• Directions: In full and unchanged, set down the entries that follow, with no images.

• The data:
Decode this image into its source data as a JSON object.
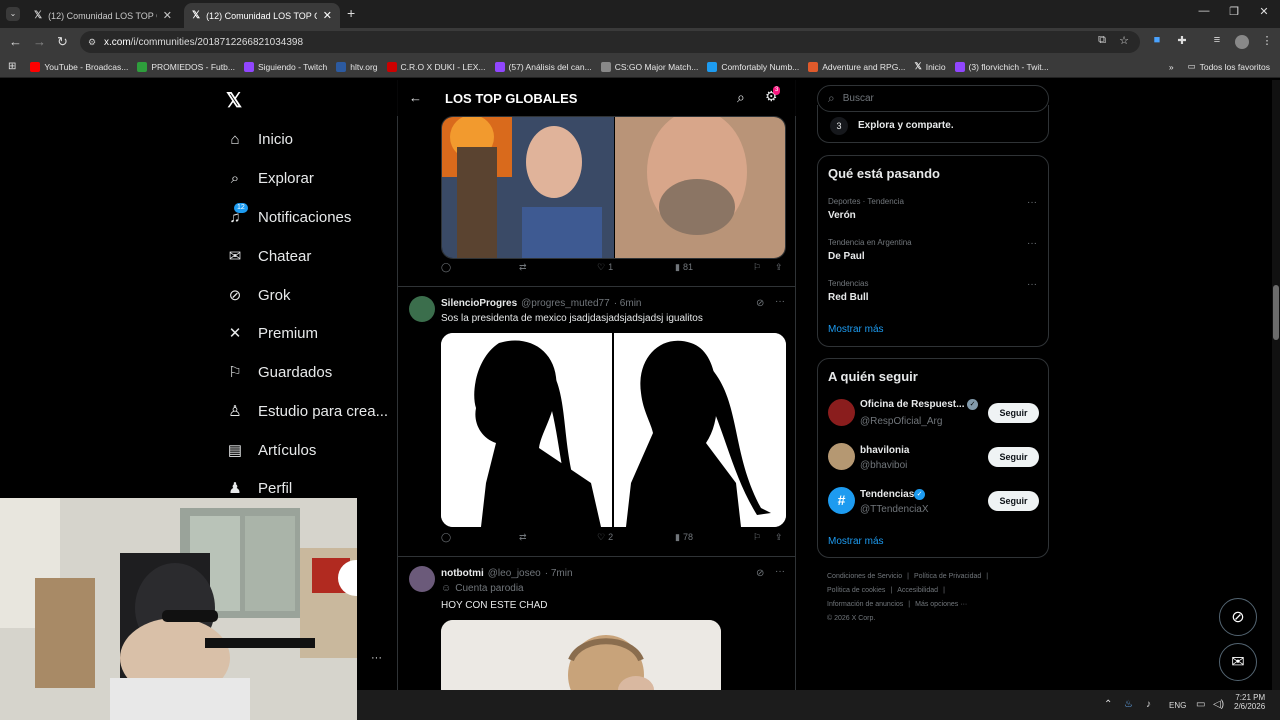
{
  "browser": {
    "tabs": [
      {
        "title": "(12) Comunidad LOS TOP GLOB..."
      },
      {
        "title": "(12) Comunidad LOS TOP GLOB..."
      }
    ],
    "url_host": "x.com",
    "url_path": "/i/communities/2018712266821034398",
    "bookmarks": [
      {
        "label": "YouTube - Broadcas...",
        "color": "#ff0000"
      },
      {
        "label": "PROMIEDOS - Futb...",
        "color": "#2e9e3c"
      },
      {
        "label": "Siguiendo - Twitch",
        "color": "#9146ff"
      },
      {
        "label": "hltv.org",
        "color": "#2c5aa0"
      },
      {
        "label": "C.R.O X DUKI - LEX...",
        "color": "#c00"
      },
      {
        "label": "(57) Análisis del can...",
        "color": "#9146ff"
      },
      {
        "label": "CS:GO Major Match...",
        "color": "#888"
      },
      {
        "label": "Comfortably Numb...",
        "color": "#1d9bf0"
      },
      {
        "label": "Adventure and RPG...",
        "color": "#e05a2b"
      },
      {
        "label": "Inicio",
        "color": "#000"
      },
      {
        "label": "(3) florvichich - Twit...",
        "color": "#9146ff"
      }
    ],
    "all_favorites": "Todos los favoritos"
  },
  "nav": {
    "items": [
      {
        "label": "Inicio",
        "icon": "home-icon",
        "glyph": "⌂"
      },
      {
        "label": "Explorar",
        "icon": "search-icon",
        "glyph": "⌕"
      },
      {
        "label": "Notificaciones",
        "icon": "bell-icon",
        "glyph": "♫"
      },
      {
        "label": "Chatear",
        "icon": "mail-icon",
        "glyph": "✉"
      },
      {
        "label": "Grok",
        "icon": "grok-icon",
        "glyph": "⊘"
      },
      {
        "label": "Premium",
        "icon": "x-premium-icon",
        "glyph": "✕"
      },
      {
        "label": "Guardados",
        "icon": "bookmark-icon",
        "glyph": "⚐"
      },
      {
        "label": "Estudio para crea...",
        "icon": "studio-icon",
        "glyph": "♙"
      },
      {
        "label": "Artículos",
        "icon": "article-icon",
        "glyph": "▤"
      },
      {
        "label": "Perfil",
        "icon": "profile-icon",
        "glyph": "♟"
      }
    ],
    "notifications_badge": "12"
  },
  "community": {
    "title": "LOS TOP GLOBALES",
    "settings_badge": "3"
  },
  "posts": [
    {
      "replies": "",
      "reposts": "",
      "likes": "1",
      "views": "81"
    },
    {
      "name": "SilencioProgres",
      "handle": "@progres_muted77",
      "time": "· 6min",
      "text": "Sos la presidenta de mexico jsadjdasjadsjadsjadsj igualitos",
      "likes": "2",
      "views": "78"
    },
    {
      "name": "notbotmi",
      "handle": "@leo_joseo",
      "time": "· 7min",
      "label": "Cuenta parodia",
      "text": "HOY CON ESTE CHAD"
    }
  ],
  "right": {
    "search_placeholder": "Buscar",
    "step": {
      "num": "3",
      "text": "Explora y comparte."
    },
    "trends_title": "Qué está pasando",
    "trends": [
      {
        "meta": "Deportes · Tendencia",
        "name": "Verón"
      },
      {
        "meta": "Tendencia en Argentina",
        "name": "De Paul"
      },
      {
        "meta": "Tendencias",
        "name": "Red Bull"
      }
    ],
    "show_more": "Mostrar más",
    "follow_title": "A quién seguir",
    "follow": [
      {
        "name": "Oficina de Respuest...",
        "handle": "@RespOficial_Arg",
        "verified": "gray"
      },
      {
        "name": "bhavilonia",
        "handle": "@bhaviboi",
        "verified": ""
      },
      {
        "name": "Tendencias",
        "handle": "@TTendenciaX",
        "verified": "blue"
      }
    ],
    "follow_button": "Seguir",
    "footer": {
      "l1": "Condiciones de Servicio",
      "l2": "Política de Privacidad",
      "l3": "Política de cookies",
      "l4": "Accesibilidad",
      "l5": "Información de anuncios",
      "l6": "Más opciones ···",
      "copy": "© 2026 X Corp."
    }
  },
  "taskbar": {
    "lang": "ENG",
    "time": "7:21 PM",
    "date": "2/6/2026"
  }
}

• Answer space:
Decode this image into its source data as a JSON object.
{
  "browser": {
    "tabs": [
      {
        "title": "(12) Comunidad LOS TOP GLOB..."
      },
      {
        "title": "(12) Comunidad LOS TOP GLOB..."
      }
    ],
    "url_host": "x.com",
    "url_path": "/i/communities/2018712266821034398",
    "bookmarks": [
      {
        "label": "YouTube - Broadcas...",
        "color": "#ff0000"
      },
      {
        "label": "PROMIEDOS - Futb...",
        "color": "#2e9e3c"
      },
      {
        "label": "Siguiendo - Twitch",
        "color": "#9146ff"
      },
      {
        "label": "hltv.org",
        "color": "#2c5aa0"
      },
      {
        "label": "C.R.O X DUKI - LEX...",
        "color": "#c00"
      },
      {
        "label": "(57) Análisis del can...",
        "color": "#9146ff"
      },
      {
        "label": "CS:GO Major Match...",
        "color": "#888"
      },
      {
        "label": "Comfortably Numb...",
        "color": "#1d9bf0"
      },
      {
        "label": "Adventure and RPG...",
        "color": "#e05a2b"
      },
      {
        "label": "Inicio",
        "color": "#000"
      },
      {
        "label": "(3) florvichich - Twit...",
        "color": "#9146ff"
      }
    ],
    "all_favorites": "Todos los favoritos"
  },
  "nav": {
    "items": [
      {
        "label": "Inicio",
        "icon": "home-icon",
        "glyph": "⌂"
      },
      {
        "label": "Explorar",
        "icon": "search-icon",
        "glyph": "⌕"
      },
      {
        "label": "Notificaciones",
        "icon": "bell-icon",
        "glyph": "♫"
      },
      {
        "label": "Chatear",
        "icon": "mail-icon",
        "glyph": "✉"
      },
      {
        "label": "Grok",
        "icon": "grok-icon",
        "glyph": "⊘"
      },
      {
        "label": "Premium",
        "icon": "x-premium-icon",
        "glyph": "✕"
      },
      {
        "label": "Guardados",
        "icon": "bookmark-icon",
        "glyph": "⚐"
      },
      {
        "label": "Estudio para crea...",
        "icon": "studio-icon",
        "glyph": "♙"
      },
      {
        "label": "Artículos",
        "icon": "article-icon",
        "glyph": "▤"
      },
      {
        "label": "Perfil",
        "icon": "profile-icon",
        "glyph": "♟"
      }
    ],
    "notifications_badge": "12"
  },
  "community": {
    "title": "LOS TOP GLOBALES",
    "settings_badge": "3"
  },
  "posts": [
    {
      "replies": "",
      "reposts": "",
      "likes": "1",
      "views": "81"
    },
    {
      "name": "SilencioProgres",
      "handle": "@progres_muted77",
      "time": "· 6min",
      "text": "Sos la presidenta de mexico jsadjdasjadsjadsjadsj igualitos",
      "likes": "2",
      "views": "78"
    },
    {
      "name": "notbotmi",
      "handle": "@leo_joseo",
      "time": "· 7min",
      "label": "Cuenta parodia",
      "text": "HOY CON ESTE CHAD"
    }
  ],
  "right": {
    "search_placeholder": "Buscar",
    "step": {
      "num": "3",
      "text": "Explora y comparte."
    },
    "trends_title": "Qué está pasando",
    "trends": [
      {
        "meta": "Deportes · Tendencia",
        "name": "Verón"
      },
      {
        "meta": "Tendencia en Argentina",
        "name": "De Paul"
      },
      {
        "meta": "Tendencias",
        "name": "Red Bull"
      }
    ],
    "show_more": "Mostrar más",
    "follow_title": "A quién seguir",
    "follow": [
      {
        "name": "Oficina de Respuest...",
        "handle": "@RespOficial_Arg",
        "verified": "gray"
      },
      {
        "name": "bhavilonia",
        "handle": "@bhaviboi",
        "verified": ""
      },
      {
        "name": "Tendencias",
        "handle": "@TTendenciaX",
        "verified": "blue"
      }
    ],
    "follow_button": "Seguir",
    "footer": {
      "l1": "Condiciones de Servicio",
      "l2": "Política de Privacidad",
      "l3": "Política de cookies",
      "l4": "Accesibilidad",
      "l5": "Información de anuncios",
      "l6": "Más opciones ···",
      "copy": "© 2026 X Corp."
    }
  },
  "taskbar": {
    "lang": "ENG",
    "time": "7:21 PM",
    "date": "2/6/2026"
  }
}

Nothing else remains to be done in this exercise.